Voltage of capacitor in underdamped RLC circuit

I have this circuit:

simulate this circuit – Schematic created using CircuitLab

If the capacitor is precharged this circuit has an underdamped response and for VC1 = 10V the equation for current I(t)=1.05e^(-5t)sin(95t)A

How do find the equation for voltage across C1? Can I use this formula? $$\Vc1 = Vo+\frac{1}{C}*\int(I(t)dt)\$$?

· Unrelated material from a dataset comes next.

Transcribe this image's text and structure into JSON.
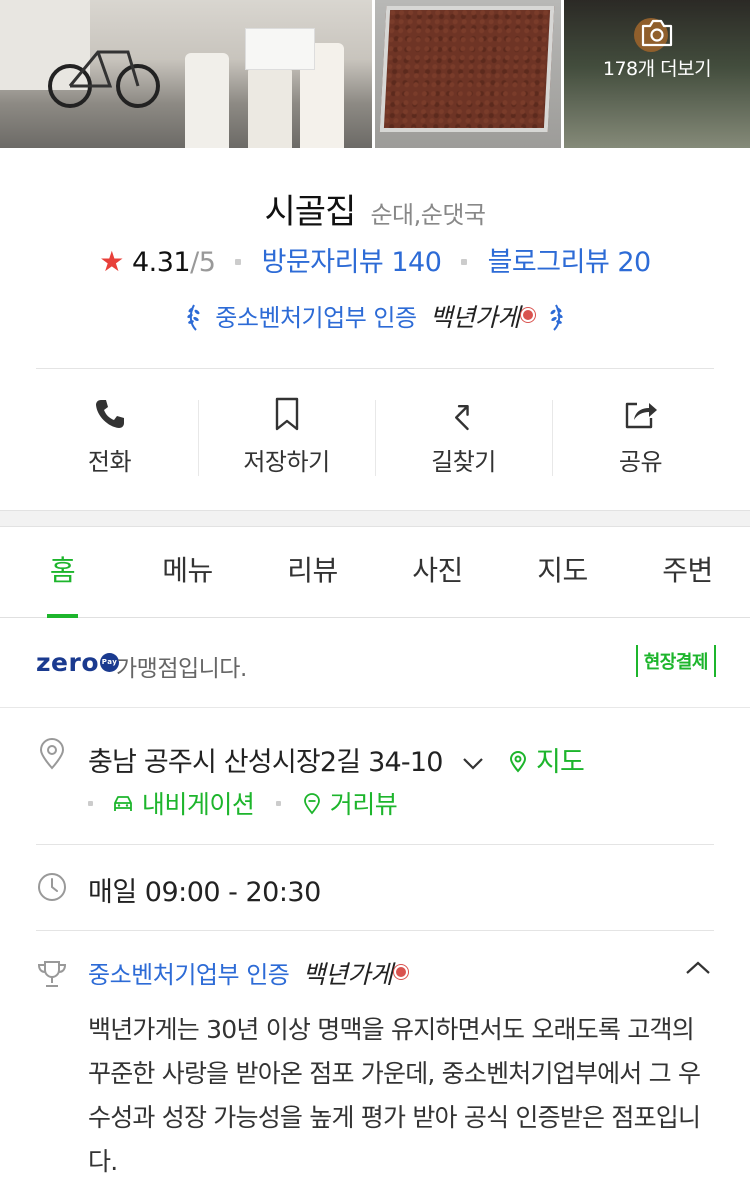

• An underdamped oscillator will have an exponential decay term. Jun 2, 2021 at 20:22
• Yes sorry I only wrote part of the expression now it is corrected. Jun 2, 2021 at 20:24
• btw - I don't think your value of 95 is correct. It should be $\sqrt{10000-25} = 99.87...$ Jun 2, 2021 at 22:13
• @ErikR the neper frequeny is equal to 5.So the frequency of the underdamped oscillation is natural frequency-neper frequency = 100-5=95 rad/s. Jun 2, 2021 at 23:31
• I'd double check that... everything I've seen says $\omega_d^2 = \omega_0^2 - \alpha^2$ where $\omega_d$ is the damped frequency, $\omega_0$ is the natural frequency and $\alpha$ is the neper frequency. Jun 3, 2021 at 0:23

Now you can look up the exponential waveform for this initial condition that includes Q or ζ=1/2Q . this is your homework.

This is how I started doing it in 1975. It still works.

• Cant I solve it algebraically? Jun 2, 2021 at 21:04
• Jun the impedances are on the graph, yes you can solve that in time or frequency domain Jun 2, 2021 at 21:28
• electronics.stackexchange.com/search?q=rlc Jun 2, 2021 at 21:33

Since you already have the equation for $$\I(t)\$$, if you want to solve it algebraically I would start with this KVL equation:

$$L\frac{d}{dt}I(t) + RI(t) + V_C(t) = 0$$ or $$V_C(t) = - L\frac{d}{dt}I(t) - RI(t)$$

You'll get a combination of $$\\sin\$$ and $$\\cos\$$ terms, e.g.

$$A\cos 95t + B\sin 95t$$

You can transform that into the form $$\C\sin(95t + \delta)\$$ by solving:

$$C = \sqrt{A^2+B^2}, \sin\delta = \frac{A}{C}, \cos\delta = \frac{B}{C}$$

Update: If you follow through with this approach you should be able to derive this:

$$V_C(t) = -I_0\sqrt{\frac{L}{C}}e^{-\gamma t}\cos(\omega t - \delta)$$ where $$\\sin \delta = \frac{RC}{2\sqrt{LC}}\$$ and the current is given by $$\I(t) = I_0e^{-\gamma t}\sin \omega t \$$. And don't forget about the approximation $$\\sin \delta = \delta\$$ for small values of $$\\delta\$$.